### Your objective
What the task requires is each entry, restated exactly.

### Data to process
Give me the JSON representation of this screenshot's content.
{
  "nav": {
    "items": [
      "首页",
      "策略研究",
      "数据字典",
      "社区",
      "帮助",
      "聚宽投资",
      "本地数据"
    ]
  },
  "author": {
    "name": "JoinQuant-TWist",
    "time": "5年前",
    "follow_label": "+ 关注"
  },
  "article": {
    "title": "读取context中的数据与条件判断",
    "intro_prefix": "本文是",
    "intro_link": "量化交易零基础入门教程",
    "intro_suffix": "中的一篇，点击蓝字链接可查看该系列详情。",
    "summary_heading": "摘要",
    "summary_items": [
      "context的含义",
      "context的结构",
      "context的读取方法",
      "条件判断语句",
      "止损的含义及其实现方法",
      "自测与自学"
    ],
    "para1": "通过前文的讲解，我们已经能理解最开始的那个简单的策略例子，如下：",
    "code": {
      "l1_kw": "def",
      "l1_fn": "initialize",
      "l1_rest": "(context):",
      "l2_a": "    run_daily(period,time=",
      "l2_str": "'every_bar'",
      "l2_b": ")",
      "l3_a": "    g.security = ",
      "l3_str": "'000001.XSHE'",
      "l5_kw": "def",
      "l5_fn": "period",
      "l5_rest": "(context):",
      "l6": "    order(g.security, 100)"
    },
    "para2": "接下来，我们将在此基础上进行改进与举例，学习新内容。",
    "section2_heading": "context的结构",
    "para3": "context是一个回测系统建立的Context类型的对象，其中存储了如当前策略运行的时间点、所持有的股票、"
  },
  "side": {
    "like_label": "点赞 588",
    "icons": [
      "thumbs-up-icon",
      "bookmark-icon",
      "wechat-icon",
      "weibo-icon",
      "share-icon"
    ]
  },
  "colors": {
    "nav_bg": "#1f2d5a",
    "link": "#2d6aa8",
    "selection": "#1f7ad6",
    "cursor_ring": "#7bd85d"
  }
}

### Exercise solution
Give me the JSON representation of this screenshot's content.
{
  "nav": {
    "items": [
      "首页",
      "策略研究",
      "数据字典",
      "社区",
      "帮助",
      "聚宽投资",
      "本地数据"
    ]
  },
  "author": {
    "name": "JoinQuant-TWist",
    "time": "5年前",
    "follow_label": "+ 关注"
  },
  "article": {
    "title": "读取context中的数据与条件判断",
    "intro_prefix": "本文是",
    "intro_link": "量化交易零基础入门教程",
    "intro_suffix": "中的一篇，点击蓝字链接可查看该系列详情。",
    "summary_heading": "摘要",
    "summary_items": [
      "context的含义",
      "context的结构",
      "context的读取方法",
      "条件判断语句",
      "止损的含义及其实现方法",
      "自测与自学"
    ],
    "para1": "通过前文的讲解，我们已经能理解最开始的那个简单的策略例子，如下：",
    "code": {
      "l1_kw": "def",
      "l1_fn": "initialize",
      "l1_rest": "(context):",
      "l2_a": "    run_daily(period,time=",
      "l2_str": "'every_bar'",
      "l2_b": ")",
      "l3_a": "    g.security = ",
      "l3_str": "'000001.XSHE'",
      "l5_kw": "def",
      "l5_fn": "period",
      "l5_rest": "(context):",
      "l6": "    order(g.security, 100)"
    },
    "para2": "接下来，我们将在此基础上进行改进与举例，学习新内容。",
    "section2_heading": "context的结构",
    "para3": "context是一个回测系统建立的Context类型的对象，其中存储了如当前策略运行的时间点、所持有的股票、"
  },
  "side": {
    "like_label": "点赞 588",
    "icons": [
      "thumbs-up-icon",
      "bookmark-icon",
      "wechat-icon",
      "weibo-icon",
      "share-icon"
    ]
  },
  "colors": {
    "nav_bg": "#1f2d5a",
    "link": "#2d6aa8",
    "selection": "#1f7ad6",
    "cursor_ring": "#7bd85d"
  }
}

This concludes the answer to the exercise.